(Compare also Auctor, ad Herenn. iv. 46.) And it is said that the art consisted in the several runners carrying the torch unextinguished through their respective distances, those who let it go out losing all share of honour. Now, if this were all, such explanation might content us. But, secondly, we are plainly told that it was an ay&v, the runners are said a^iXXaa-dai (Plat. Rep. I. e.) ; some are said to have won (vittav Aa,u,7raSf, Andoc. in Alcib. ad fin. j compare Bockh, Insc. No. 243, 244) ; the Schol. on Aristoph. Ran. (I. c.) talks of tovs vcrTarovs rpe'^oi/ras, \vhich shows that it must have been a race between a number of persons ; the Schol. on the same play (v. 133) speaks of afyeivai tovs SpOjite'as, Tobs rpe%oz/Tas, which shows that a number must have started at once.
This second account implies competition. But in a chain of runners, each of whom handed the torch to the next man successively, where could the competition be ? One runner might be said to lose—-he who let the torch out; but who could be said to win ?

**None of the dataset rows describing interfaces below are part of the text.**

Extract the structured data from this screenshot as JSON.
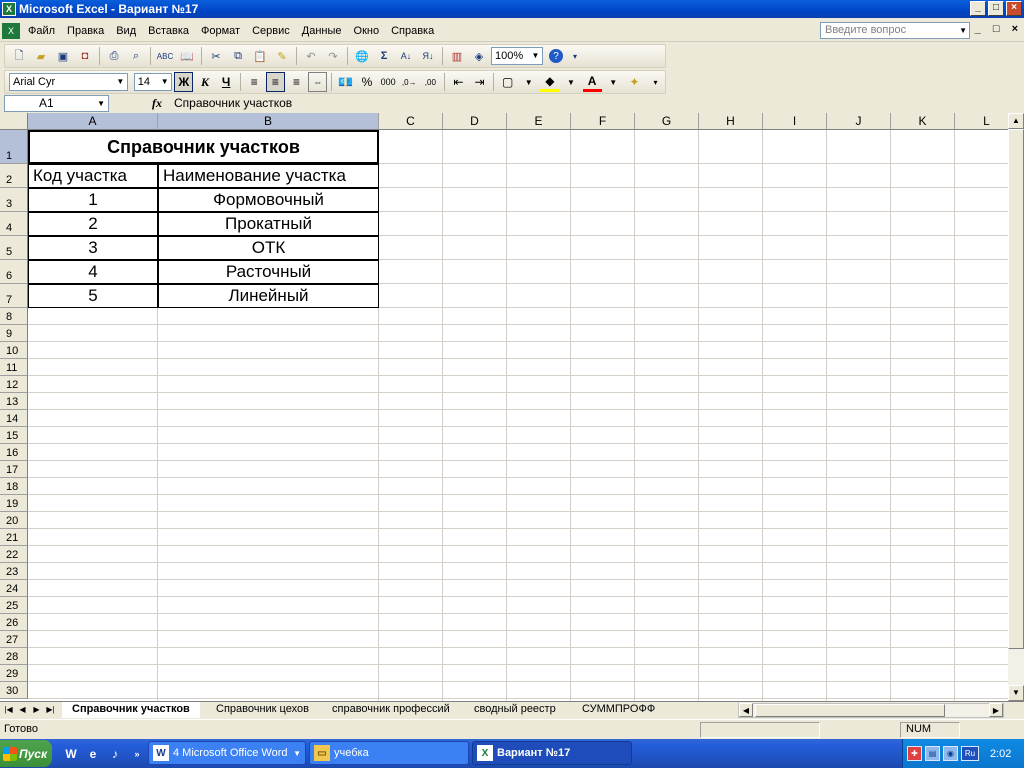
{
  "window": {
    "title": "Microsoft Excel - Вариант №17",
    "app_icon": "excel-icon",
    "controls": [
      "_",
      "□",
      "×"
    ],
    "doc_controls": [
      "_",
      "□",
      "×"
    ]
  },
  "menu": {
    "items": [
      "Файл",
      "Правка",
      "Вид",
      "Вставка",
      "Формат",
      "Сервис",
      "Данные",
      "Окно",
      "Справка"
    ],
    "ask_placeholder": "Введите вопрос"
  },
  "standard_toolbar": {
    "zoom": "100%",
    "icons": [
      "new-icon",
      "open-icon",
      "save-icon",
      "permission-icon",
      "print-icon",
      "print-preview-icon",
      "spelling-icon",
      "research-icon",
      "cut-icon",
      "copy-icon",
      "paste-icon",
      "format-painter-icon",
      "undo-icon",
      "redo-icon",
      "hyperlink-icon",
      "autosum-icon",
      "sort-ascending-icon",
      "sort-descending-icon",
      "chart-wizard-icon",
      "drawing-icon",
      "help-icon"
    ]
  },
  "format_toolbar": {
    "font": "Arial Cyr",
    "size": "14",
    "bold": "Ж",
    "italic": "К",
    "underline": "Ч",
    "percent": "%",
    "thousands": "000"
  },
  "formula_bar": {
    "name_box": "A1",
    "fx": "fx",
    "content": "Справочник участков"
  },
  "columns": [
    "A",
    "B",
    "C",
    "D",
    "E",
    "F",
    "G",
    "H",
    "I",
    "J",
    "K",
    "L"
  ],
  "rows": [
    "1",
    "2",
    "3",
    "4",
    "5",
    "6",
    "7",
    "8",
    "9",
    "10",
    "11",
    "12",
    "13",
    "14",
    "15",
    "16",
    "17",
    "18",
    "19",
    "20",
    "21",
    "22",
    "23",
    "24",
    "25",
    "26",
    "27",
    "28",
    "29",
    "30"
  ],
  "sheet": {
    "title": "Справочник участков",
    "headers": [
      "Код участка",
      "Наименование участка"
    ],
    "table": [
      [
        "1",
        "Формовочный"
      ],
      [
        "2",
        "Прокатный"
      ],
      [
        "3",
        "ОТК"
      ],
      [
        "4",
        "Расточный"
      ],
      [
        "5",
        "Линейный"
      ]
    ]
  },
  "tabs": [
    {
      "label": "Справочник участков",
      "active": true
    },
    {
      "label": "Справочник цехов",
      "active": false
    },
    {
      "label": "справочник профессий",
      "active": false
    },
    {
      "label": "сводный реестр",
      "active": false
    },
    {
      "label": "СУММПРОФФ",
      "active": false
    }
  ],
  "status": {
    "left": "Готово",
    "num": "NUM"
  },
  "taskbar": {
    "start": "Пуск",
    "tasks": [
      {
        "label": "4 Microsoft Office Word",
        "icon": "word-icon",
        "active": false
      },
      {
        "label": "учебка",
        "icon": "folder-icon",
        "active": false
      },
      {
        "label": "Вариант №17",
        "icon": "excel-icon",
        "active": true
      }
    ],
    "lang": "Ru",
    "clock": "2:02"
  }
}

We offer the following hypothesis in answer to this question. Suppose that there were several chains of runners, each of which had to carry tho torch the given distance. Then both conditions would be fulfilled. The torch would be handed along each chain, — which would answer to the first condition of successive delivery. That chain in which it travelled most quickly and soonest reached its destination would be the winner,—• which would answer to the second condition, it being a race between competitors.
In confirmation of this hypothesis we observe as follows: — The inscription in Bockh, No. 245, consists of the following lines : —
veiK'fjo'as o'vv e<f)'f]€ois rV & av&
This Eutychides was no doubt the gymnasiarch who won with the €<pr]€oi he had trained, just as Andocides (I. c.) talks of his veviKyKevai Xa/jLirdSt as gymnasiarch; so too Inscr. No. 250 records a like victory of the tribe Cecropis.* Now we know that the gymnasiarchs were chosen one from each tribe. If then each furnished a chain of \a}jma$'r}<$)6-po/, there .would have been ten (in later times twelve) chains of runners. Perhaps, however, the gymnasiarchs were not all called on to perform this service, but each once only in the year, which would allow us for each of the three greater celebrations
No. 244 gives a list of ol
fta, the winners in the torch-race, fourteen in number. Who were these ? If the several links of the winning chain, it is rather against analogy that they should be named. No one ever heard the names of a chorus; yet they can hardly be fourteen winning gymnasiarchs.